New Delhi [India], March 25 (ANI): Supreme Court on Friday set aside a National Green Tribunal Act's order prohibiting the operation of industries in Haryana, which did not have prior Environmental Clearance (EC).
A Bench of Justice Indira Banerjee and JK Maheshwari allowed the appeal of companies against an order dated June 3, 2021, passed by the Principal Bench of the NGT.
NGT had held that establishments such as the manufacturing units of the appellants, which did not have prior Environmental Clearance (EC) could not be allowed to operate.
The court opined that the NGT erred in law in directing that the units cannot be allowed to function till compliance with the statutory mandate.
"It is reiterated that the 1986 Act does not prohibit ex post facto EC. Some relaxations and even grant of ex post facto EC in accordance with the law in strict compliance with Rules, Regulations, Notifications and/or applicable orders, in appropriate cases, where the projects are in compliance with environmental norms, is not impermissible," the court said.
"As observed by this court in Electrosteel Steels Limited (supra), this court cannot be oblivious to the economy or the need to protect the livelihood of hundreds of employees and others employed in the units and dependent on the units in their survival," the court said.
The court further added that ex post facto EC should not ordinarily be granted, and certainly not for the asking.
"At the same time ex post facto clearances and/or approvals cannot be declined with pedantic rigidity, regardless of the consequences of stopping the operations," the court said.
Allowing the appeal, the court set aside the order.
The bench directed the concerned authorities to take a decision on the applications of the Appellants for EC in accordance with law within one month from the date.
"Pending decision, the operation of the Pahwa Yamuna Nagar Unit and the Apcolite Yamuna Nagar Unit, in respect of which consents have been granted and even public hearing held in connection with the grant of EC, shall not be interfered with," the court said.
The appellants had argued that whether an establishment employing about 8000 workers, which has been set up pursuant to Consent to Establish (CTE) and Consent to Operate (CTO)
from the concerned statutory authority and has applied for ex post facto EC can be closed down pending issuance of EC, even though it may not cause pollution and/or maybe found to comply with the required pollution norms.
The court said that the appellants will be allowed to operate the units.
"Electricity, if disconnected, shall be restored subject to payment of charges, if any. If the application for EC is rejected on the ground of any contravention on the part of the Appellants, it will be open to the Respondents to disconnect the supply of electricity," the top court said.

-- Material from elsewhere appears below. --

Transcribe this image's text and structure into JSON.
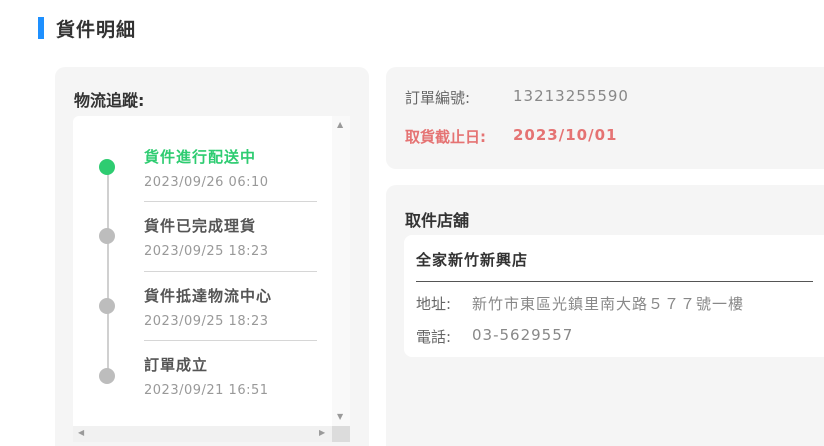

It observed that the Union of India had proceeded with the application for EC and even public hearing had been held, and the counsel appearing on behalf of the Union of India contended that the appellant had not submitted its final application for EC, after the public hearing.
The court said that it is not clear what more was required of the appellants.
"Be that as it may, the Union of India shall, within three working days from the date of receipt of a copy of this judgment and order, inform the Appellants in writing of whether anything further is required to be done by the Appellants, and if so what is required to be done. The Appellants shall, within a week thereafter do the needful. The final decision on the application of the Appellants for EC shall be taken within three weeks thereafter," the court said. (ANI)